About one year ago, a post where I mentioned a study of CRNA safety brought the most comments I have had on my blog. Well, the CRNA issue is back in a California Court ruling in California Society of Anesthesiologists v. Brown, 204 Cal. App. 4th 390. All quotes included herein are from the ruling and internal citations are omitted.
On June 13th, the California Supreme Court denied a Petition for Review from the California Medical Association and the California Society of Anesthesiologists appealing a ruling from the California First Court of Appeals. That ruling dealt with a challenge to California’s opting out of a direct physician supervision requirement for Medicare reimbursement for anesthesia services. In that matter, the appeals court held that former California Governor Arnold Schwarzenegger did not abuse his discretion when he certified to Medicare that “Having consulted with the California Board of Medicine and California Board of Registered Nursing and having determined that this exemption is consistent with state law, I have concluded that it is in the interests of the people of California to opt out of this requirement.”
There are three matters which the Governor was required to certify with this statement. It is interesting, however, that the challenge only concerned itself with the ‘consistent with state law’ certification from the Governor. In my previous CRNA posts and in the article they referenced, the argument centered on patient safety issues – arguable the ‘in the interests of the people’ certification made by the Governor – rather than any state law issues. In fact, the appeals court allowed an amicus brief on the matter from The San Diego Center for Patient Safety, but curtly dismissed the issue as moot because the appellant didn’t bring the issue up at the trial court or on appeal:
“Neither in the trial court nor on appeal have appellants challenged the other attestations made by the Governor—including that the opt out was in the best interests of the state’s citizens.
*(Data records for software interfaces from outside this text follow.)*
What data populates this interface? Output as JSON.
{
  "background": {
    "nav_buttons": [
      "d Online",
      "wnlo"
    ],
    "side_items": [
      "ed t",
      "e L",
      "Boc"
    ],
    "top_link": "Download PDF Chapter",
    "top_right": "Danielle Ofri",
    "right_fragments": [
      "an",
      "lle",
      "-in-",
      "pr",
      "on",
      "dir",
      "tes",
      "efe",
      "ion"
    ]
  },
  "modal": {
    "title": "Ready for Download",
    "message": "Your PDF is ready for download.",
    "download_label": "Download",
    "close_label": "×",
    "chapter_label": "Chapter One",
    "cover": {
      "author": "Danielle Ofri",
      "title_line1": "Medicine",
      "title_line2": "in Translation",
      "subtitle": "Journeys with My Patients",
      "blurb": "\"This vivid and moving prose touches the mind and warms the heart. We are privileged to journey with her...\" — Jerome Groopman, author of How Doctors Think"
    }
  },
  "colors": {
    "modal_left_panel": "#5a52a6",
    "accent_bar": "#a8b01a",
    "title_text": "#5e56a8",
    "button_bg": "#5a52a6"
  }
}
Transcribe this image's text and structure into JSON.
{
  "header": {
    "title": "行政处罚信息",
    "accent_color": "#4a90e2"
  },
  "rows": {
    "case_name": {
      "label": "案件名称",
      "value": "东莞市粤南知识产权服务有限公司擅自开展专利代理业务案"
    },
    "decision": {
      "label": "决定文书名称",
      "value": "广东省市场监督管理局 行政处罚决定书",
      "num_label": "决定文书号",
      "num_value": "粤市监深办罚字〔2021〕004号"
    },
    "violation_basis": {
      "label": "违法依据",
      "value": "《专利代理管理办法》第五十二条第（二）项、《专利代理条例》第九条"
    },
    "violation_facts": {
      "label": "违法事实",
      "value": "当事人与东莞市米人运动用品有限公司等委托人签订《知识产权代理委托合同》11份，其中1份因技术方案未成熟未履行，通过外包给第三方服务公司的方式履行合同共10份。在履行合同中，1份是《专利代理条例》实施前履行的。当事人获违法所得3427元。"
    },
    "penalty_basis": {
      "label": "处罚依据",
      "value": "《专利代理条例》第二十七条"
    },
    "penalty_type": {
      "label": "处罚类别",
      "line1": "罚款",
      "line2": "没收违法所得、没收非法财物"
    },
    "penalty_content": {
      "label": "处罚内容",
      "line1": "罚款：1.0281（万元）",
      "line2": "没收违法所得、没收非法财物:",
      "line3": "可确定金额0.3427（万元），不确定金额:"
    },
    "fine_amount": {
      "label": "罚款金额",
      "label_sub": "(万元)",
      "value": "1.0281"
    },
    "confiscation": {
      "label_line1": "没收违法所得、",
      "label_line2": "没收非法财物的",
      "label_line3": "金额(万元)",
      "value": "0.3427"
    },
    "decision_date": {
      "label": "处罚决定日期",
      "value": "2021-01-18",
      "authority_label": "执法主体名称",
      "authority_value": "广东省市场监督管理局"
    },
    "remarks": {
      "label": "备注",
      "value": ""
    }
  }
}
Consequently, we need not and do not address concerns raised by amicus curiae about patient safety if CRNA’s administer anesthesia without physician supervision.”
By failing to challenge the issue of safety, the physician groups driving the appeal missed their opportunity to overturn the lower court as the appeals court issued a rather sharply worded holding that found the Governor’s certification was not an abuse of discretion and was supported by California law:
In the final analysis, in order for this court to find that the Governor abused his discretion in attesting that opting out of the federal Medicare physician supervision requirement was consistent with state law, we would have to ignore not just one, but multiple authoritative sources uniformly concluding that CRNA’s are allowed to administer anesthesia in California without physician supervision. Specifically, the Nursing Practice Act, by express statutory language, allows CRNA’s to administer anesthesia in California on a physician’s order but without physician supervision. This conclusion has also been reached on numerous occasions by the Board of Registered Nursing, the agency with expertise in CRNA scope of practice matters, and is consistent with the determination of other relevant state agencies and officials, including the Attorney General. The contrary authority cited by appellants to support a supervision requirement is insufficient to render the Governor’s actions “palpably unreasonable and arbitrary” so as “to indicate an abuse of discretion as a matter of law.” Consequently, the Governor’s attestation to the Centers for Medicare and Medicaid Services that the opt out is consistent with California law did not constitute an abuse of discretion. (italics in original)
Score one for the CRNA’s as this keeps California as one of sixteen states that allow CRNA’s to practice without direct supervision – the rest are Washington, Oregon, Iowa, Nebraska, Idaho, Minnesota, New Hampshire, New Mexico, Kansas, North Dakota, Alaska, Montana, South Dakota, Wisconsin and Colorado.